At a news conference held yesterday at the Smithsonian Institution’s National Museum of American History, the mint revealed the District of Columbia quarter, which features famous DC resident, Duke Ellington.
After releasing the final state quarter in November, the U.S. mint is now in the process of issuing six new quarter designs, one to honor the District of Columbia and five to honor U.S.territories. At a news conference held yesterday at the Smithsonian Institution’s National Museum of American History, the mint revealed the District of Columbia quarter, which features famous DC resident, Duke Ellington.
Ellington, born in DC in 1899, is famous for his role in the swing era of jazz. An original composer of over 3,000 songs including “Satin Doll,” “Perdido,” “Don’t Get Around Much Any More,” “Take the A Train” and “It Don’t Mean a Thing If It Ain’t Got That Swing,” Ellington won thirteen Grammy Awards and a Pulitzer Prize during his extensive musical career.
District residents voted for the DC quarter design, selecting Ellington instead of the other offered choices of Frederick Douglass and Benjamin Banneker. Ellington’s appearance marks the first time that an African-American has appeared by himself on a circulating US coin. Situated below the composer’s picture, positioned in front of a piano, is the district’s motto “Justice for all.” Residents actually voted for the phrase “taxation without representation,” but the mint rejected the selection for fear of stirring controversy.

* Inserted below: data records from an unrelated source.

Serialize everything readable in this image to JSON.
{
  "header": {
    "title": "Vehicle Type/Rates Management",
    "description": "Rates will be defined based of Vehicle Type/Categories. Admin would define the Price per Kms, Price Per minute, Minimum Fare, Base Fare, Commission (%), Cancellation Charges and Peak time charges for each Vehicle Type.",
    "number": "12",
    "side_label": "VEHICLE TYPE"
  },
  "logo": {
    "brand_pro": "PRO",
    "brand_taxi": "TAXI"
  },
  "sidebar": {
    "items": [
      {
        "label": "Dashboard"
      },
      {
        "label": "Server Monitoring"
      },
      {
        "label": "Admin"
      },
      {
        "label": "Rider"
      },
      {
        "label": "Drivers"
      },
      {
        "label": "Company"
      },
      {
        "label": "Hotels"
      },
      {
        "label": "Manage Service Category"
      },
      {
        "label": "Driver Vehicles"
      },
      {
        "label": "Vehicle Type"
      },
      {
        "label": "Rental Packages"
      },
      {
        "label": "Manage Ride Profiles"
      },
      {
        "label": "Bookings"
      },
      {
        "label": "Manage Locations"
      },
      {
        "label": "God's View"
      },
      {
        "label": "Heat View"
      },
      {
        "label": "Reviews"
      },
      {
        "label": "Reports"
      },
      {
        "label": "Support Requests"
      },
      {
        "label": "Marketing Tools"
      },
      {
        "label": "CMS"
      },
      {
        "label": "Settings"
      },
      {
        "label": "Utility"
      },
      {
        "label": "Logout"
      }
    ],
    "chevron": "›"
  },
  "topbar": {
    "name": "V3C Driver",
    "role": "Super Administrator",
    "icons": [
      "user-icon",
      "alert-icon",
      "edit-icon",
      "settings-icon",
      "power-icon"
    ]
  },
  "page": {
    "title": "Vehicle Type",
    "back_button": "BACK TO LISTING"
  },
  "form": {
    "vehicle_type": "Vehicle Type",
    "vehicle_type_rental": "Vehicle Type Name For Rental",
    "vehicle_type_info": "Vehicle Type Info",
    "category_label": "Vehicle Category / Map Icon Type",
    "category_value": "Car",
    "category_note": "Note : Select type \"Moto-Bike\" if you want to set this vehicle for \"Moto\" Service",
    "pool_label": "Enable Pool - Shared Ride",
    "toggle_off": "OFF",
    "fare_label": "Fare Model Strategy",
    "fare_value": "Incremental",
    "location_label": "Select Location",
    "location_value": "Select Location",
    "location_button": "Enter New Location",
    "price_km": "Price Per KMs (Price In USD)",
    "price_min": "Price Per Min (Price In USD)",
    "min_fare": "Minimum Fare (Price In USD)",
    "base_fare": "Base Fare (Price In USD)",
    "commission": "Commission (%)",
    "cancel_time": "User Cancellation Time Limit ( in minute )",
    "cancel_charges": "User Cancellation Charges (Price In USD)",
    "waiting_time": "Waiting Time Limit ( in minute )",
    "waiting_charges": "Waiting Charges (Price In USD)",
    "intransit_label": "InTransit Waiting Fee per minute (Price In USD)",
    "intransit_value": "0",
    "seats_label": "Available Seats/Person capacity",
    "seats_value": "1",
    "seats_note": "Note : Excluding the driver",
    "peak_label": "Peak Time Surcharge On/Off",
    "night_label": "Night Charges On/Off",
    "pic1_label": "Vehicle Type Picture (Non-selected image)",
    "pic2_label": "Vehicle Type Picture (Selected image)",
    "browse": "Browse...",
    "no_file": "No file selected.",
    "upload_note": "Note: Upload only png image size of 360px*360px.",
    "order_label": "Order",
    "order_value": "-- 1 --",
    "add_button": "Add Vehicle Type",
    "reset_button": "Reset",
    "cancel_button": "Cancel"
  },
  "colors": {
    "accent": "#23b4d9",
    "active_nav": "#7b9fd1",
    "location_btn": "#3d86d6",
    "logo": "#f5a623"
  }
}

Already in circulation since January 26, U.S. mint director Ed Moy noted, “When Americans look at this coin, they will remember the man and his art, as well as the place where both were born and nurtured — the District of Columbia.”